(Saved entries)
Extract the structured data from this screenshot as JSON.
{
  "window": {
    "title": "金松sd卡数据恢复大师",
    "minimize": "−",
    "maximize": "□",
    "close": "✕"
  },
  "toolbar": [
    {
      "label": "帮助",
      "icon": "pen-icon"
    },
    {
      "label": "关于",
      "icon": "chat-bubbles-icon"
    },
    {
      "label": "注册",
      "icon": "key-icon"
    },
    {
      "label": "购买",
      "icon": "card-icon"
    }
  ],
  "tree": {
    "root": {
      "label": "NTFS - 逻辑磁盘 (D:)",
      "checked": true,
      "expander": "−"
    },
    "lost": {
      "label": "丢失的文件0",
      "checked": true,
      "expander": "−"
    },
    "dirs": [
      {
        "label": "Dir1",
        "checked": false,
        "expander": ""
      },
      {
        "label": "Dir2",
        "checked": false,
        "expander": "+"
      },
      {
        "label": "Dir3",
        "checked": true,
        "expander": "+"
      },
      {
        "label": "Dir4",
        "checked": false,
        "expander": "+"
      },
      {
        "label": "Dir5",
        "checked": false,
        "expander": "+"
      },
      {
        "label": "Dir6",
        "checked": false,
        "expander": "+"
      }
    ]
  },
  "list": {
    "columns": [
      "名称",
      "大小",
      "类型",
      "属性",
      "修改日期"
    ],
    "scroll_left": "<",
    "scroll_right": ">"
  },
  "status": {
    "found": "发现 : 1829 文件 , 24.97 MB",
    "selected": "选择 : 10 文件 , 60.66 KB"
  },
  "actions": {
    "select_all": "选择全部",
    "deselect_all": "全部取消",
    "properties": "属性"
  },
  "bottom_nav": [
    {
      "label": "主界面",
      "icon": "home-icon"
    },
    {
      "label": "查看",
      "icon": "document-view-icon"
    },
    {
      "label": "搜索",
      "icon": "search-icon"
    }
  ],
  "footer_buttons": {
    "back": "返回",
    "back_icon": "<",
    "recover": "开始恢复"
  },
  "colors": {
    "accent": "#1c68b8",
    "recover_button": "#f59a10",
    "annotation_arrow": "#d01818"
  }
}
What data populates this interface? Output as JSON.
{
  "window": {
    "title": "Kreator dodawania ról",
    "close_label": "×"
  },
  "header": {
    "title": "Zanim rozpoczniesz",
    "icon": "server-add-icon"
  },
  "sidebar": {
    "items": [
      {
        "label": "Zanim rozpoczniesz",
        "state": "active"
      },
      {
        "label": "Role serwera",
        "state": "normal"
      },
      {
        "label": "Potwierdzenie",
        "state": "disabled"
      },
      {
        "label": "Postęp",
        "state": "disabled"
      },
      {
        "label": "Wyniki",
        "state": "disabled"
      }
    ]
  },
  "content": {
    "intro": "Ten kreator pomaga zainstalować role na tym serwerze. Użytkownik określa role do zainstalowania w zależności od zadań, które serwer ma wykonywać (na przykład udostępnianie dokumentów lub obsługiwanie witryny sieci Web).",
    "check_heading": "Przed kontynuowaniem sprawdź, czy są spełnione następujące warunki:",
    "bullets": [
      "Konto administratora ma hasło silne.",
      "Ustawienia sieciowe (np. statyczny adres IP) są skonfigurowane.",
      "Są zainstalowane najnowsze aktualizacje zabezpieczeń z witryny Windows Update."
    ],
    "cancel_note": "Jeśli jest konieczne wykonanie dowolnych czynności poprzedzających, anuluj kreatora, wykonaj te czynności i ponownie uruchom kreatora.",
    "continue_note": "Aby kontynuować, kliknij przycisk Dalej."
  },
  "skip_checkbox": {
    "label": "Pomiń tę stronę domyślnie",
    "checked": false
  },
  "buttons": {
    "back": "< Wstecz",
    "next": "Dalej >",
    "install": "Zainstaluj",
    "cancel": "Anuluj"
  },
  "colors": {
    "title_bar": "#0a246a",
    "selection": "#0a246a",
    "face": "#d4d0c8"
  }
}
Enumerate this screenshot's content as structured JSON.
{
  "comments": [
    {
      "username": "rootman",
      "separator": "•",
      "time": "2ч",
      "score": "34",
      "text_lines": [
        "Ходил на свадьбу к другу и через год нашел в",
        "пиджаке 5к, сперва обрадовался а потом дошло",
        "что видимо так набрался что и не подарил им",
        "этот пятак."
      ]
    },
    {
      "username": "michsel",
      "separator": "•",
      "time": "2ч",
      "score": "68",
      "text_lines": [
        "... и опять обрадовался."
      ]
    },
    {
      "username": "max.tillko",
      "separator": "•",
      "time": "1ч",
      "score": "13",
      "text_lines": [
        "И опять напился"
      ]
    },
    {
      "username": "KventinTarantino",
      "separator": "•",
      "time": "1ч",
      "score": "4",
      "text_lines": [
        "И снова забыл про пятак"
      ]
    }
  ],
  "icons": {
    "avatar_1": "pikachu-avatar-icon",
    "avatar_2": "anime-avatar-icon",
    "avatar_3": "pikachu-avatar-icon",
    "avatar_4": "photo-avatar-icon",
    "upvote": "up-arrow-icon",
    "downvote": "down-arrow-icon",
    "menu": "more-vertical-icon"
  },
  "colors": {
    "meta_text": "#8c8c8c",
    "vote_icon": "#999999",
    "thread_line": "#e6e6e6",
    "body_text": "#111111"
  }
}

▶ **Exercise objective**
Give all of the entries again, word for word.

▶ **Solution for this exercise**
Extract the structured data from this screenshot as JSON.
{
  "window": {
    "title": "金松sd卡数据恢复大师",
    "minimize": "−",
    "maximize": "□",
    "close": "✕"
  },
  "toolbar": [
    {
      "label": "帮助",
      "icon": "pen-icon"
    },
    {
      "label": "关于",
      "icon": "chat-bubbles-icon"
    },
    {
      "label": "注册",
      "icon": "key-icon"
    },
    {
      "label": "购买",
      "icon": "card-icon"
    }
  ],
  "tree": {
    "root": {
      "label": "NTFS - 逻辑磁盘 (D:)",
      "checked": true,
      "expander": "−"
    },
    "lost": {
      "label": "丢失的文件0",
      "checked": true,
      "expander": "−"
    },
    "dirs": [
      {
        "label": "Dir1",
        "checked": false,
        "expander": ""
      },
      {
        "label": "Dir2",
        "checked": false,
        "expander": "+"
      },
      {
        "label": "Dir3",
        "checked": true,
        "expander": "+"
      },
      {
        "label": "Dir4",
        "checked": false,
        "expander": "+"
      },
      {
        "label": "Dir5",
        "checked": false,
        "expander": "+"
      },
      {
        "label": "Dir6",
        "checked": false,
        "expander": "+"
      }
    ]
  },
  "list": {
    "columns": [
      "名称",
      "大小",
      "类型",
      "属性",
      "修改日期"
    ],
    "scroll_left": "<",
    "scroll_right": ">"
  },
  "status": {
    "found": "发现 : 1829 文件 , 24.97 MB",
    "selected": "选择 : 10 文件 , 60.66 KB"
  },
  "actions": {
    "select_all": "选择全部",
    "deselect_all": "全部取消",
    "properties": "属性"
  },
  "bottom_nav": [
    {
      "label": "主界面",
      "icon": "home-icon"
    },
    {
      "label": "查看",
      "icon": "document-view-icon"
    },
    {
      "label": "搜索",
      "icon": "search-icon"
    }
  ],
  "footer_buttons": {
    "back": "返回",
    "back_icon": "<",
    "recover": "开始恢复"
  },
  "colors": {
    "accent": "#1c68b8",
    "recover_button": "#f59a10",
    "annotation_arrow": "#d01818"
  }
}
What data populates this interface? Output as JSON.
{
  "window": {
    "title": "Kreator dodawania ról",
    "close_label": "×"
  },
  "header": {
    "title": "Zanim rozpoczniesz",
    "icon": "server-add-icon"
  },
  "sidebar": {
    "items": [
      {
        "label": "Zanim rozpoczniesz",
        "state": "active"
      },
      {
        "label": "Role serwera",
        "state": "normal"
      },
      {
        "label": "Potwierdzenie",
        "state": "disabled"
      },
      {
        "label": "Postęp",
        "state": "disabled"
      },
      {
        "label": "Wyniki",
        "state": "disabled"
      }
    ]
  },
  "content": {
    "intro": "Ten kreator pomaga zainstalować role na tym serwerze. Użytkownik określa role do zainstalowania w zależności od zadań, które serwer ma wykonywać (na przykład udostępnianie dokumentów lub obsługiwanie witryny sieci Web).",
    "check_heading": "Przed kontynuowaniem sprawdź, czy są spełnione następujące warunki:",
    "bullets": [
      "Konto administratora ma hasło silne.",
      "Ustawienia sieciowe (np. statyczny adres IP) są skonfigurowane.",
      "Są zainstalowane najnowsze aktualizacje zabezpieczeń z witryny Windows Update."
    ],
    "cancel_note": "Jeśli jest konieczne wykonanie dowolnych czynności poprzedzających, anuluj kreatora, wykonaj te czynności i ponownie uruchom kreatora.",
    "continue_note": "Aby kontynuować, kliknij przycisk Dalej."
  },
  "skip_checkbox": {
    "label": "Pomiń tę stronę domyślnie",
    "checked": false
  },
  "buttons": {
    "back": "< Wstecz",
    "next": "Dalej >",
    "install": "Zainstaluj",
    "cancel": "Anuluj"
  },
  "colors": {
    "title_bar": "#0a246a",
    "selection": "#0a246a",
    "face": "#d4d0c8"
  }
}
Enumerate this screenshot's content as structured JSON.
{
  "comments": [
    {
      "username": "rootman",
      "separator": "•",
      "time": "2ч",
      "score": "34",
      "text_lines": [
        "Ходил на свадьбу к другу и через год нашел в",
        "пиджаке 5к, сперва обрадовался а потом дошло",
        "что видимо так набрался что и не подарил им",
        "этот пятак."
      ]
    },
    {
      "username": "michsel",
      "separator": "•",
      "time": "2ч",
      "score": "68",
      "text_lines": [
        "... и опять обрадовался."
      ]
    },
    {
      "username": "max.tillko",
      "separator": "•",
      "time": "1ч",
      "score": "13",
      "text_lines": [
        "И опять напился"
      ]
    },
    {
      "username": "KventinTarantino",
      "separator": "•",
      "time": "1ч",
      "score": "4",
      "text_lines": [
        "И снова забыл про пятак"
      ]
    }
  ],
  "icons": {
    "avatar_1": "pikachu-avatar-icon",
    "avatar_2": "anime-avatar-icon",
    "avatar_3": "pikachu-avatar-icon",
    "avatar_4": "photo-avatar-icon",
    "upvote": "up-arrow-icon",
    "downvote": "down-arrow-icon",
    "menu": "more-vertical-icon"
  },
  "colors": {
    "meta_text": "#8c8c8c",
    "vote_icon": "#999999",
    "thread_line": "#e6e6e6",
    "body_text": "#111111"
  }
}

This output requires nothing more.